The rumen is a complex, biological system which plays a pivotal role in converting relatively low-quality feed sources into energy to sustain ruminant animals and ultimately provide high-quality protein for human consumption. It is widely published that this process produces material amounts of methane which contribute to global warming.
Whilst it is well-understood that microbial flora within the rumen and ruminant gut play a significant role in the level of methane individual ruminants produce, recent studies could not find significant differences in microbial abundances at various taxonomic levels between high- and low-methane emission.
This case study sought to investigate whether applying Synomics’ combination of a proprietary technology platform and deep industry experience could identify novel targets from the association between rumen microbiome and methane emission.
Phenotypic and metagenomic datasets were analysed in Synomics’ proprietary platform, identifying high-order combinations of taxa at the order, genus and species level.
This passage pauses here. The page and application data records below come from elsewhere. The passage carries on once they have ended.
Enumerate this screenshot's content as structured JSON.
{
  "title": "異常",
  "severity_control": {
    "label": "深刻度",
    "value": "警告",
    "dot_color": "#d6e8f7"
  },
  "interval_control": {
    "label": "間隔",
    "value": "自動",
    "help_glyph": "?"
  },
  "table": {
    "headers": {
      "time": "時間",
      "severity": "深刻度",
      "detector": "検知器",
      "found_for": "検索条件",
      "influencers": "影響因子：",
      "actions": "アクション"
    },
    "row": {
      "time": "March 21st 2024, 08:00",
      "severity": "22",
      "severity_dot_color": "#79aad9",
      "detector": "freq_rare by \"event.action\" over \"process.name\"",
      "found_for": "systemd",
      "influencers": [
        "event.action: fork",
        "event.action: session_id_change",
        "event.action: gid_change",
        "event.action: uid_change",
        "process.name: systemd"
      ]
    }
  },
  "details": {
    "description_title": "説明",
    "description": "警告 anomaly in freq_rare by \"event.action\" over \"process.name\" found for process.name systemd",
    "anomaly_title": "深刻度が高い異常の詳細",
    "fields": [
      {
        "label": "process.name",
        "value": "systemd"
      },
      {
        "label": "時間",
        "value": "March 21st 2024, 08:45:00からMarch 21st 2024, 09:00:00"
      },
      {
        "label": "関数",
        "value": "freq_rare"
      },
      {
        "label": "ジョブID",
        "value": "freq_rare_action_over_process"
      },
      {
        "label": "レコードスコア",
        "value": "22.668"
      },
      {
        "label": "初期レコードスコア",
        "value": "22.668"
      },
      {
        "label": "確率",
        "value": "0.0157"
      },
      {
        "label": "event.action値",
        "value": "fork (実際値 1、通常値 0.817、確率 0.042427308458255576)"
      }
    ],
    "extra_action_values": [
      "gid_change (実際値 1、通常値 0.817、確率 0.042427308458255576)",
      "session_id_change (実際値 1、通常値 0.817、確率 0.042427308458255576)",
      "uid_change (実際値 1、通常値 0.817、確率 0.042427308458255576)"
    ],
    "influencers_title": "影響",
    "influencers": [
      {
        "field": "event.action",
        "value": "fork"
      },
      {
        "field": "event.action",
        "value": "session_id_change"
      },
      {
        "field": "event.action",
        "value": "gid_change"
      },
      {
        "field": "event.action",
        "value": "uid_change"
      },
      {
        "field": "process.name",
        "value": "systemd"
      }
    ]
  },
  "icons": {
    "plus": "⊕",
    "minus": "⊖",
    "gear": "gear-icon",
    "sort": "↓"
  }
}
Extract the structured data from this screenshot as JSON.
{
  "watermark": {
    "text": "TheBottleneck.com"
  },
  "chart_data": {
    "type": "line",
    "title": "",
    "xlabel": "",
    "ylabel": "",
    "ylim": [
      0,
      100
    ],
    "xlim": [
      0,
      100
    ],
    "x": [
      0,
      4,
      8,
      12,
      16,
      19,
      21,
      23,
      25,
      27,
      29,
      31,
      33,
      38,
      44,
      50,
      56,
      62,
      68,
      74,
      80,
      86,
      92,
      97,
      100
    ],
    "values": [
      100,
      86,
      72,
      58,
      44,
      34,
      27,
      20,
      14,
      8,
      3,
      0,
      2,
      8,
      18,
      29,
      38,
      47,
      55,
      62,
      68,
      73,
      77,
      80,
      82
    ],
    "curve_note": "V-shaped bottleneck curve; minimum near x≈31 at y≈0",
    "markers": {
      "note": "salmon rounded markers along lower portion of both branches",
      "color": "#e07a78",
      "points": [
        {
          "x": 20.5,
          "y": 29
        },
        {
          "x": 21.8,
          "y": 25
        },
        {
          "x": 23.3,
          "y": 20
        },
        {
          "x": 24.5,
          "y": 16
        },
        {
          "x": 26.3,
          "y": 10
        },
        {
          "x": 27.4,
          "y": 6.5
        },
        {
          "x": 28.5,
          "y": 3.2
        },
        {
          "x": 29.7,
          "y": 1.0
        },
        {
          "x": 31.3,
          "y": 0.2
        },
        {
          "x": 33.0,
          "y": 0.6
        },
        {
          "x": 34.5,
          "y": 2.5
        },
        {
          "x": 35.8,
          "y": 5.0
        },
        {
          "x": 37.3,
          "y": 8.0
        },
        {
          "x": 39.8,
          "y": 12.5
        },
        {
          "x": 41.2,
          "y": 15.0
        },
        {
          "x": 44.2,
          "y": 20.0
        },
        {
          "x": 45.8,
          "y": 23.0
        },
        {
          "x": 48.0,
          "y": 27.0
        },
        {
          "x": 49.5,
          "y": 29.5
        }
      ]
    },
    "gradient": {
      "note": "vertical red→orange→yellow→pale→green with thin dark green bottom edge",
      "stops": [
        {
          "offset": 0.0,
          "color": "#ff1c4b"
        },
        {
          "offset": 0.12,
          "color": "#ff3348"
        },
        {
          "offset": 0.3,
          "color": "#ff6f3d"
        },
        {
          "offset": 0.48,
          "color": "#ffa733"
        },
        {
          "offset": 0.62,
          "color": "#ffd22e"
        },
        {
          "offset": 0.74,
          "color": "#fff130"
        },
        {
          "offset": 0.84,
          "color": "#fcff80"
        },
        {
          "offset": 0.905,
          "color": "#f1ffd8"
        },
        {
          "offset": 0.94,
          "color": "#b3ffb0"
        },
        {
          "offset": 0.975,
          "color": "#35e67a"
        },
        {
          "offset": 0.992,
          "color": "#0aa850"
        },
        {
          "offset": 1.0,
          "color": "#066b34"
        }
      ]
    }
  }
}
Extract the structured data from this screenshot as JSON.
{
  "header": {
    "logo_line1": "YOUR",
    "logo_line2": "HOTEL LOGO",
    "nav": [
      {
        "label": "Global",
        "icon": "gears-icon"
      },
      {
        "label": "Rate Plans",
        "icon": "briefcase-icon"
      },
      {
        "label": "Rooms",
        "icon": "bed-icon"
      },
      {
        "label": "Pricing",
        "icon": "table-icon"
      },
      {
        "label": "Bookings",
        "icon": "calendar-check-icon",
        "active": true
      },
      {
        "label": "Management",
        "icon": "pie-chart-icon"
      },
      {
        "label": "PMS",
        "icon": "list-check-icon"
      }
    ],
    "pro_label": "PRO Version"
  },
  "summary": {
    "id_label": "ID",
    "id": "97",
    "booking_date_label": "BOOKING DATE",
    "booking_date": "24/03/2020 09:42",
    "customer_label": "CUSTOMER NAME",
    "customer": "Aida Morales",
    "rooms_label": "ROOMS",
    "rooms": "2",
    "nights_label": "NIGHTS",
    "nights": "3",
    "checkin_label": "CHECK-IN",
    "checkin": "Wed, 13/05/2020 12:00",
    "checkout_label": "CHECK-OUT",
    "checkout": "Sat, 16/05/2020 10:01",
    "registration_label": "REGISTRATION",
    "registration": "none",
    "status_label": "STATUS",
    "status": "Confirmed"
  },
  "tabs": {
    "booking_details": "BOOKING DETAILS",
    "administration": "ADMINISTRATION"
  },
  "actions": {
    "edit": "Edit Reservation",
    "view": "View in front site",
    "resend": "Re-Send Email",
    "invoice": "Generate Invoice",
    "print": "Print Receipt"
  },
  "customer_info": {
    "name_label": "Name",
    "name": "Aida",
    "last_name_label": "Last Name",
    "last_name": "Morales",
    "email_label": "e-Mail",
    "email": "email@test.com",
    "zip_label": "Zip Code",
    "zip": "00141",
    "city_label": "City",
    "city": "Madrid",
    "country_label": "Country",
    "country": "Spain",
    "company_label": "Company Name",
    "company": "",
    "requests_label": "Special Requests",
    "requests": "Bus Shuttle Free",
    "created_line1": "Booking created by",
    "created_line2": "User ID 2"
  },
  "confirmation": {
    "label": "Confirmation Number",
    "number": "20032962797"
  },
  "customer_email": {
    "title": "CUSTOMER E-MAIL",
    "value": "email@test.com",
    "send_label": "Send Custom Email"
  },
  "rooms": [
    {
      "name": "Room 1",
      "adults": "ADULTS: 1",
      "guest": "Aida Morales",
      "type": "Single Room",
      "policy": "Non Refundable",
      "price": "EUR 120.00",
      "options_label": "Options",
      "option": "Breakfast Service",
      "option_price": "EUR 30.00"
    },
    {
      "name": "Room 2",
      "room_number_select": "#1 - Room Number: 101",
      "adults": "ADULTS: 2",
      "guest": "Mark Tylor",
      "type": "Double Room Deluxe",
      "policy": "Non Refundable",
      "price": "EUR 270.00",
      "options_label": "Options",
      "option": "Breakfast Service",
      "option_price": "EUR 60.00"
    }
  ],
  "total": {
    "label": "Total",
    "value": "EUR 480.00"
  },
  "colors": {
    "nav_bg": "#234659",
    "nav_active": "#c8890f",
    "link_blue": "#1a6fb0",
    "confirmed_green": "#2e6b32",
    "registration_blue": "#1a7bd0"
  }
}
These combinations capture the non-linearity of biological effects and the impact they have on phenotypes much better than existing methods based on single features (e.g. Linear Discriminant Analysis). Networks of bacterial taxa can also be used to understand the community structure and potential biological relationship between low and high abundance bacteria.